Spring is the busiest season for orphaned animals at the Aark. Before you decide to bring an orphaned animal to the Aark, please make sure it is truly orphaned. The following are some guidelines for fawn, bunnies and baby birds:
Fawns: This time of year many fawns are unintentionally “kidnapped” by well meaning people. Fawns will lay in a circle with their legs tucked underneath, like a cat, and remain very still. They have no scent, so being quiet and still is their only defense. The mother will leave the fawn alone so she doesn’t attract predators to her baby. Occasionally a fawn will cry to let the mother know to come feed them, but unless the fawn is crying for hours upon end, it is probably not orphaned. If the fawn is in harm’s way, you can move it to safety nearby where the mother can find it. Please call the Aark first for instructions on how to do this.
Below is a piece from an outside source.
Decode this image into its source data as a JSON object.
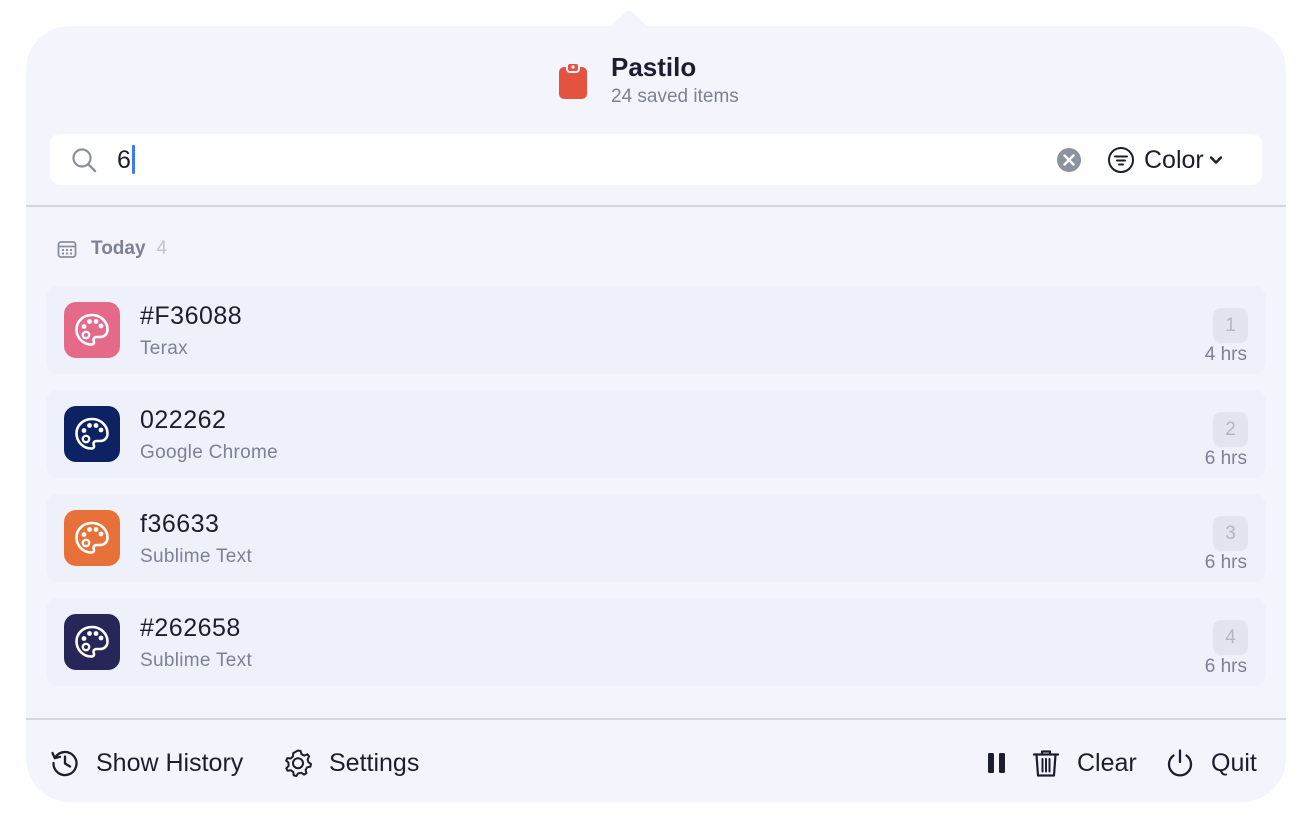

Bunnies: Just because you don’t see the mother rabbit with her babies does not mean they are abandoned. The mother rabbit only nurses two times per day and stays away from the nest so she doesn’t attract predators. Baby rabbits do not have a scent and won’t attract predators except by sight or sound. If you do find a baby rabbit, look around for the nest. Return the baby if possible – the mother will not care if you have touched the baby, though handling as little as possible is best. Rabbits are one of the hardest animals to rehabilitate. Unless you are absolutely sure the mother is not caring for them, please leave them in their nest. Bunnies do not take a long period of time to become independent of their mother. If you find a bunny with its ears up and eyes open, it is most likely able to be on its own.
Baby Birds: The first thing to do if you find a baby bird out of its nest is to identify its stage of development: hatchling, nestling or fledgling. Hatchlings have little to no feathers. Nestlings have a few feathers starting to come in. Fledglings are fully feathered, but their adult wing and tail feathers need to get longer. Fledglings are the closest to being fully grown and although they cannot fly, they can hop and will be flying within a day or so. If you find a fledgling, leave it alone. It will be flying in no time. Only move it if it is directly in harms way. If you find a hatchling or nestling, look around for the nest. If possible, carefully place the bird back in the nest. Although it’s best to use a glove, it is okay to handle the bird without one. The baby’s parents will not reject the bird if you have handled it as birds have a poor sense of smell. If you cannot find the nest or if it is out of reach, carefully place the bird on a small towel in a secure container and keep the bird as warm as possible. Do NOT attempt to feed the bird. Bring the baby to us as soon as possible.
Please call the Aark for advice anytime you see any wildlife that you think may need help. We can help determine if action is warranted and give you instructions on how to proceed. Thanks!